Today we had a visit from the granddaughter of Percy Daniell, one of Rice’s earliest math professors. She was accompanied by other family members and all of them were friendly and gracious, delighted to see the many letters her grandfather exchanged with President Lovett as they negotiated his arrival in Houston. We also have quite a few photographs of him. Interestingly, most of these are found in student scrapbooks. In the early days of the Institute there was a great deal of easy interaction between the faculty and the students, who were, after all, engaged in the same pursuit: the establishment of a university. The picture at left shows a relaxed Daniell on campus–it came out of Carl Knapp’s (’16) scrapbook. Here’s another, of Daniell and physicists H.A. Wilson and Arthur Hughes taking in a Rice football game in 1915. Daniell is third from the right, in the light colored hat.
His granddaughter also left us with some things, including the manuscript he had been working on at the time of his death. We’re very grateful to have this. She also pointed me to a truly fascinating biographical piece about Daniell. I highly recommend it to anyone with an interest in mathematics or history or both. Daniell was a deeply interesting figure and this article sheds light on his time at Rice (he stayed for a decade and did some of his most important work here) as well as the rest of his career.
Here is my colleague Rebecca, at right, showing our treasures to the family:

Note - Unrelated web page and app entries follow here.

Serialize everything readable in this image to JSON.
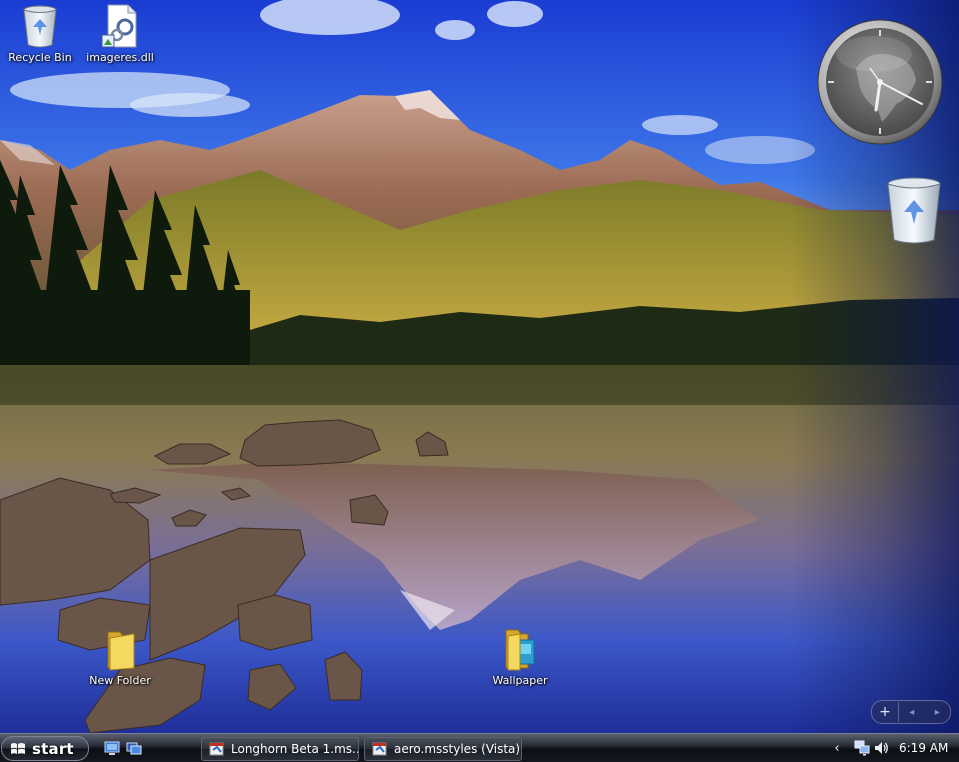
{
  "desktop": {
    "icons": [
      {
        "label": "Recycle Bin",
        "icon": "recycle-bin-icon"
      },
      {
        "label": "imageres.dll",
        "icon": "dll-file-icon"
      },
      {
        "label": "New Folder",
        "icon": "folder-icon"
      },
      {
        "label": "Wallpaper",
        "icon": "folder-icon"
      }
    ]
  },
  "sidebar": {
    "gadgets": [
      "clock-gadget",
      "recycle-bin-gadget"
    ],
    "controls": {
      "add_label": "+",
      "prev_label": "◂",
      "next_label": "▸"
    }
  },
  "taskbar": {
    "start_label": "start",
    "quick_launch": [
      "show-desktop-icon",
      "switch-windows-icon"
    ],
    "buttons": [
      {
        "label": "Longhorn Beta 1.ms...",
        "icon": "msstyles-file-icon"
      },
      {
        "label": "aero.msstyles (Vista)...",
        "icon": "msstyles-file-icon"
      }
    ],
    "tray": {
      "chevron": "‹",
      "icons": [
        "network-icon",
        "volume-icon"
      ],
      "time": "6:19 AM"
    }
  },
  "colors": {
    "taskbar_dark": "#0c0e14",
    "sky_blue": "#3b73e8",
    "folder_yellow": "#f2d04e"
  }
}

Bonus: I also ran into some historical characters at the IT Department picnic today. I had a wonderful lunch (so much meat!) and learned some things about the history of computation at Rice. I don’t care who you are, it’s pretty hard to beat that.